A Comprehensive Conceptual Program Model for Supporting Families Surviving a Homicide Victim
The homicide of a loved one is a devastating event for families. Adult and youth survivors struggle with posttraumatic stress, complicated grief, isolation, and stigma. Existing programs serving survivors of homicide victims offer needed services, but a comprehensive program is lacking. Based on an analysis of existing programs in the United States, a literature review, and the authors’ practice experience, this paper presents a comprehensive, conceptual practice model for supporting survivors of homicide victims. The program model consists of the following components: Counseling/Therapeutic Services; Case Management Services; Advocacy Services; Education/Training; Community of Survivors; and a Website/Hotline. Implications for social work practice and directions for future research are discussed.
KeywordsHomicide Survivors Co-victims PTSD Complicated grief Families
Conflict of interest
The authors declare that they have no conflict of interest.
- Ahmed, F.E., & Feldman, M. (1999). Survivors for violence prevention: National policy report. Unpublished Manuscript. Boston, MA: Harvard School of Public Health, Division of Public Health Practice.Google Scholar
- Amick-McMullan, A., Kilpatrick, D. G., Veronen, L. J., & Smith, S. (1991). Family survivors of homicide victims: Theoretical perspectives and an exploratory study. Journal of Traumatic Stress, 2(1), 21–35.Google Scholar
- Asaro, M. R. (2009). Working with adult homicide survivors, part II: Helping family members cope with murder. Perspectives in Psychiatric Care, 37, 115–124.Google Scholar
- Federal Bureau of Investigation. (2012). Uniform crime reports: Murder and non-negligent manslaughter. Released Fall 2013, http://www.fbi.gov/about-us/cjis/ucr/crime-in-the-u.s/2012/crime-in-the-u.s.-2012/violent-crime/murder/murdermain.
- Getzel, G. S., & Masters, R. (1984). Serving families who survive homicide victims. Social Casework: The Journal of Contemporary Social Work, 65, 138–144.Google Scholar
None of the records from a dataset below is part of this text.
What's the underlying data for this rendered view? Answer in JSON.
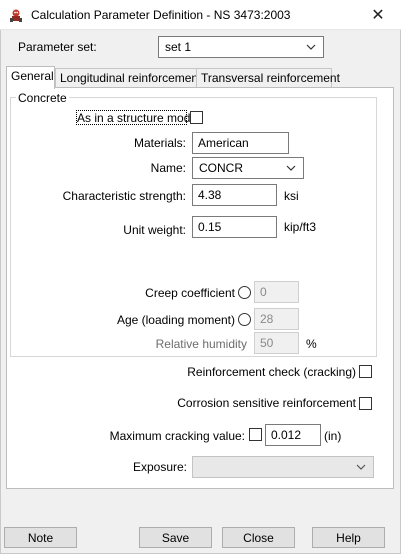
{
  "window": {
    "title": "Calculation Parameter Definition - NS 3473:2003",
    "close_label": "✕"
  },
  "parameter_set": {
    "label": "Parameter set:",
    "value": "set 1"
  },
  "tabs": [
    {
      "label": "General"
    },
    {
      "label": "Longitudinal reinforcement"
    },
    {
      "label": "Transversal reinforcement"
    }
  ],
  "concrete": {
    "legend": "Concrete",
    "as_in_model_label": "As in a structure model",
    "materials_label": "Materials:",
    "materials_value": "American",
    "name_label": "Name:",
    "name_value": "CONCR",
    "char_strength_label": "Characteristic strength:",
    "char_strength_value": "4.38",
    "char_strength_unit": "ksi",
    "unit_weight_label": "Unit weight:",
    "unit_weight_value": "0.15",
    "unit_weight_unit": "kip/ft3",
    "creep_label": "Creep coefficient",
    "creep_value": "0",
    "age_label": "Age (loading moment)",
    "age_value": "28",
    "humidity_label": "Relative humidity",
    "humidity_value": "50",
    "humidity_unit": "%"
  },
  "reinforcement_check_label": "Reinforcement check (cracking)",
  "corrosion_label": "Corrosion sensitive reinforcement",
  "max_cracking": {
    "label": "Maximum cracking value:",
    "value": "0.012",
    "unit": "(in)"
  },
  "exposure": {
    "label": "Exposure:",
    "value": ""
  },
  "buttons": {
    "note": "Note",
    "save": "Save",
    "close": "Close",
    "help": "Help"
  }
}
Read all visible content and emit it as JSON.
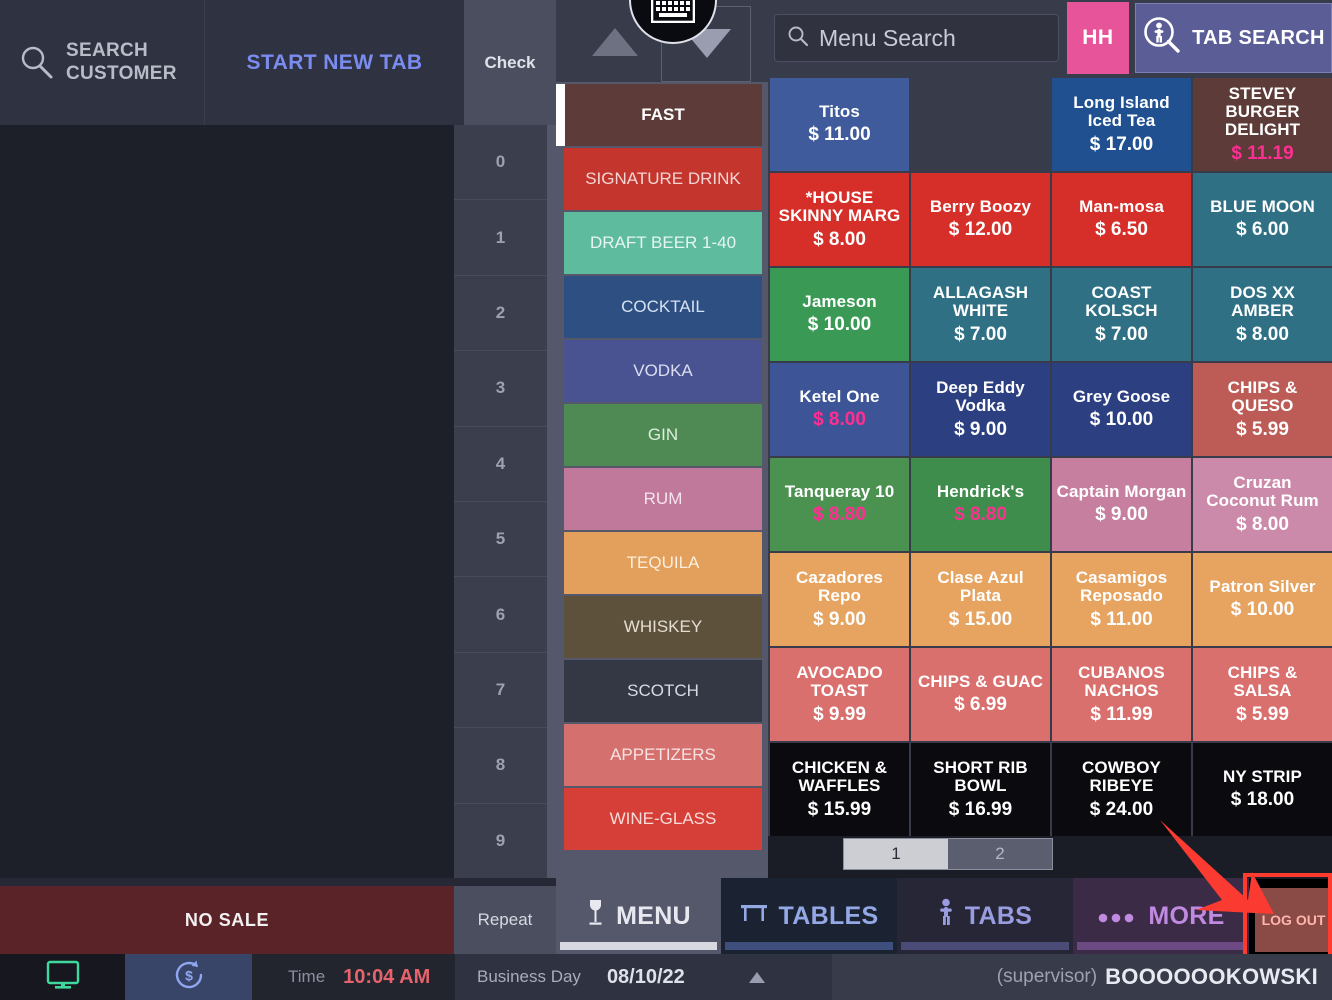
{
  "topbar": {
    "search_customer_line1": "SEARCH",
    "search_customer_line2": "CUSTOMER",
    "start_new_tab": "START NEW TAB",
    "check": "Check"
  },
  "search": {
    "menu_search_placeholder": "Menu Search",
    "hh_label": "HH",
    "tab_search_label": "TAB SEARCH"
  },
  "number_rail": [
    "0",
    "1",
    "2",
    "3",
    "4",
    "5",
    "6",
    "7",
    "8",
    "9"
  ],
  "actions": {
    "no_sale": "NO SALE",
    "repeat": "Repeat"
  },
  "categories": [
    {
      "label": "FAST",
      "color": "#5c3b38",
      "text": "#ffffff",
      "active": true
    },
    {
      "label": "SIGNATURE DRINK",
      "color": "#c4352e",
      "text": "#f3d6d4",
      "active": false
    },
    {
      "label": "DRAFT BEER 1-40",
      "color": "#5fbb9e",
      "text": "#e6f5ef",
      "active": false
    },
    {
      "label": "COCKTAIL",
      "color": "#2d4f82",
      "text": "#d6e2f2",
      "active": false
    },
    {
      "label": "VODKA",
      "color": "#4a5391",
      "text": "#dadef0",
      "active": false
    },
    {
      "label": "GIN",
      "color": "#4f8a54",
      "text": "#dcefdd",
      "active": false
    },
    {
      "label": "RUM",
      "color": "#c1799b",
      "text": "#f6e4ed",
      "active": false
    },
    {
      "label": "TEQUILA",
      "color": "#e3a05c",
      "text": "#fbeedd",
      "active": false
    },
    {
      "label": "WHISKEY",
      "color": "#5e513b",
      "text": "#e4ded2",
      "active": false
    },
    {
      "label": "SCOTCH",
      "color": "#343845",
      "text": "#d8dae4",
      "active": false
    },
    {
      "label": "APPETIZERS",
      "color": "#d4716f",
      "text": "#f8e2e1",
      "active": false
    },
    {
      "label": "WINE-GLASS",
      "color": "#d63f38",
      "text": "#f8dcda",
      "active": false
    }
  ],
  "products": [
    {
      "name": "Titos",
      "price": "$ 11.00",
      "color": "#3f5b9b",
      "highlight": false
    },
    {
      "name": "",
      "price": "",
      "color": "#383b4a",
      "empty": true
    },
    {
      "name": "Long Island Iced Tea",
      "price": "$ 17.00",
      "color": "#20508f",
      "highlight": false
    },
    {
      "name": "STEVEY BURGER DELIGHT",
      "price": "$ 11.19",
      "color": "#5c3b38",
      "highlight": true
    },
    {
      "name": "*HOUSE SKINNY MARG",
      "price": "$ 8.00",
      "color": "#d62f29",
      "highlight": false
    },
    {
      "name": "Berry Boozy",
      "price": "$ 12.00",
      "color": "#d62f29",
      "highlight": false
    },
    {
      "name": "Man-mosa",
      "price": "$ 6.50",
      "color": "#d62f29",
      "highlight": false
    },
    {
      "name": "BLUE MOON",
      "price": "$ 6.00",
      "color": "#2f7085",
      "highlight": false
    },
    {
      "name": "Jameson",
      "price": "$ 10.00",
      "color": "#3a9a55",
      "highlight": false
    },
    {
      "name": "ALLAGASH WHITE",
      "price": "$ 7.00",
      "color": "#2f7085",
      "highlight": false
    },
    {
      "name": "COAST KOLSCH",
      "price": "$ 7.00",
      "color": "#2f7085",
      "highlight": false
    },
    {
      "name": "DOS XX AMBER",
      "price": "$ 8.00",
      "color": "#2f7085",
      "highlight": false
    },
    {
      "name": "Ketel One",
      "price": "$ 8.00",
      "color": "#3d5596",
      "highlight": true
    },
    {
      "name": "Deep Eddy Vodka",
      "price": "$ 9.00",
      "color": "#2c3f81",
      "highlight": false
    },
    {
      "name": "Grey Goose",
      "price": "$ 10.00",
      "color": "#2c3f81",
      "highlight": false
    },
    {
      "name": "CHIPS & QUESO",
      "price": "$ 5.99",
      "color": "#bd5c56",
      "highlight": false
    },
    {
      "name": "Tanqueray 10",
      "price": "$ 8.80",
      "color": "#4b9250",
      "highlight": true
    },
    {
      "name": "Hendrick's",
      "price": "$ 8.80",
      "color": "#3f8d4c",
      "highlight": true
    },
    {
      "name": "Captain Morgan",
      "price": "$ 9.00",
      "color": "#c77fa0",
      "highlight": false
    },
    {
      "name": "Cruzan Coconut Rum",
      "price": "$ 8.00",
      "color": "#cc8aaa",
      "highlight": false
    },
    {
      "name": "Cazadores Repo",
      "price": "$ 9.00",
      "color": "#e7a461",
      "highlight": false
    },
    {
      "name": "Clase Azul Plata",
      "price": "$ 15.00",
      "color": "#e7a461",
      "highlight": false
    },
    {
      "name": "Casamigos Reposado",
      "price": "$ 11.00",
      "color": "#e7a461",
      "highlight": false
    },
    {
      "name": "Patron Silver",
      "price": "$ 10.00",
      "color": "#e7a461",
      "highlight": false
    },
    {
      "name": "AVOCADO TOAST",
      "price": "$ 9.99",
      "color": "#d9706e",
      "highlight": false
    },
    {
      "name": "CHIPS & GUAC",
      "price": "$ 6.99",
      "color": "#d9706e",
      "highlight": false
    },
    {
      "name": "CUBANOS NACHOS",
      "price": "$ 11.99",
      "color": "#d9706e",
      "highlight": false
    },
    {
      "name": "CHIPS & SALSA",
      "price": "$ 5.99",
      "color": "#d9706e",
      "highlight": false
    },
    {
      "name": "CHICKEN & WAFFLES",
      "price": "$ 15.99",
      "color": "#0b0b0f",
      "highlight": false
    },
    {
      "name": "SHORT RIB BOWL",
      "price": "$ 16.99",
      "color": "#0b0b0f",
      "highlight": false
    },
    {
      "name": "COWBOY RIBEYE",
      "price": "$ 24.00",
      "color": "#0b0b0f",
      "highlight": false
    },
    {
      "name": "NY STRIP",
      "price": "$ 18.00",
      "color": "#0b0b0f",
      "highlight": false
    }
  ],
  "pagination": {
    "pages": [
      "1",
      "2"
    ],
    "current": "1"
  },
  "bottom_nav": [
    {
      "label": "MENU",
      "icon": "wine-glass-icon",
      "active": true
    },
    {
      "label": "TABLES",
      "icon": "table-icon",
      "active": false
    },
    {
      "label": "TABS",
      "icon": "person-icon",
      "active": false
    },
    {
      "label": "MORE",
      "icon": "ellipsis-icon",
      "active": false
    }
  ],
  "logout": {
    "label": "LOG OUT"
  },
  "status_bar": {
    "time_label": "Time",
    "time_value": "10:04 AM",
    "business_day_label": "Business Day",
    "business_day_value": "08/10/22",
    "user_role": "(supervisor)",
    "user_name": "BOOOOOOKOWSKI"
  },
  "colors": {
    "accent_pink": "#ff2e92",
    "hh_pink": "#e8549a",
    "tab_search_purple": "#5b5d96",
    "highlight_red": "#ff3b30"
  }
}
- Kilpatrick, D. G., Acierno, R., Saunders, B., Resnick, H., & Best, C. (2000). Risk factors for adolescent substance abuse and dependence: Data from a national sample. Journal of Consulting and Clinical Psychology, 65, 1–12.Google Scholar
- Kilpatrick, D. G., & Resnick, H. S. (1993). PTSD associated with exposure to criminal victimization in clinical and community populations. In J. R. Davidson & E. B. Foa (Eds.), Post-traumatic stress disorder in review: Recent research and future directions (pp. 113–143). Washington, DC: American Psychiatric Press.Google Scholar
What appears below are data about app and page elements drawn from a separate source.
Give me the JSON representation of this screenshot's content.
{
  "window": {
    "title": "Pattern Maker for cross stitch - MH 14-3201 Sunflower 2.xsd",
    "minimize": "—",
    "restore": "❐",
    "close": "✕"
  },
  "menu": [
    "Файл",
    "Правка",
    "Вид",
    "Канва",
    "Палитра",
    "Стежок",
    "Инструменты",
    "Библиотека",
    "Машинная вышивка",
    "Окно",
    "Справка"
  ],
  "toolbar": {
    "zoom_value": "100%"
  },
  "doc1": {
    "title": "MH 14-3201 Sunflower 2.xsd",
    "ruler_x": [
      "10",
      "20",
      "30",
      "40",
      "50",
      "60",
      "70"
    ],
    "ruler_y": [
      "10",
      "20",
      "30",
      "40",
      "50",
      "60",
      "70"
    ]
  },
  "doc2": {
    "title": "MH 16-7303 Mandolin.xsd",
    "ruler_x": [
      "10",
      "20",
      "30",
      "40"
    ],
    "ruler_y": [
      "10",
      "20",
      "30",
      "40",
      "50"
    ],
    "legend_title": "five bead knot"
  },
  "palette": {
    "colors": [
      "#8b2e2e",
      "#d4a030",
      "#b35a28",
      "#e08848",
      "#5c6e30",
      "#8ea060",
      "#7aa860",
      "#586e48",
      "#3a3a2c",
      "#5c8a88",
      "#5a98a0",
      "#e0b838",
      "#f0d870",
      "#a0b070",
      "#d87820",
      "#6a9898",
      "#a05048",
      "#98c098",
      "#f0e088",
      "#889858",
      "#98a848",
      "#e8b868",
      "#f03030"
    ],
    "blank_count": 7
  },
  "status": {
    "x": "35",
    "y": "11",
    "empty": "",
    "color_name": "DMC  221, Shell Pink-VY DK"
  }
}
- Lipsey, M. W., & Derzon, J. H. (1998). Predictors of violent or serious delinquency in adolescence and early adulthood: A synthesis of longitudinal research. In R. Loeber & D. Farrington (Eds.), Serious & violent juvenile offenders: Risk factors and successful interventions (pp. 86–105). Thousand Oaks, CA: Sage Publications, Inc.Google Scholar
- Murphy, S. A., Baugher, R., Lohan, J., Scheideman, J., Heerwagen, J., & Johnson, L. C. (1996). Parents’ evaluation of a perspective intervention following the sudden, violent deaths of their children. Death Studies, 20, 453–468.Google Scholar
- Overstreet, S., & Braun, B. S. (2000). Exposure to community violence and post-traumtic stress symptoms: Mediating factors. American Journal of Orthopsychiatry, 70(2), 263–271.Google Scholar
- Rando, T. A. (1993). Treatment of complicated mourning. Chicago: Research Press.Google Scholar
- Redmond, L. M. (1989a). Surviving: When someone you loved was murdered. Clearwater, FL: Psychological Consultation and Educational Services Inc.Google Scholar
- Redmond, L. M. (1989b). Surviving when someone you love was murdered: A professionals guide to group grief therapy for families and friends of murder victims. Clearwater, FL: Psychological Consultation and Education Services Inc.Google Scholar
- Richerts, J. E., & Martinez, P. (1993). Children as victims of and witnesses to violence in a Washington, DC neighborhood. In L. Leavitt & N. Fox (Eds.), Psychological effects of war and violence on children (pp. 243–278). Hillsdale, NJ: Lawrence Erlbaum Associations, Inc.Google Scholar
- van Denderen, M., de Keijser, J., Kleen, M., & Boelen, P. A. (2013). Psychopathology among homicidally bereaved individuals: A systematic review. Trauma, Violence, & Abuse, 20(10), 1–11.Google Scholar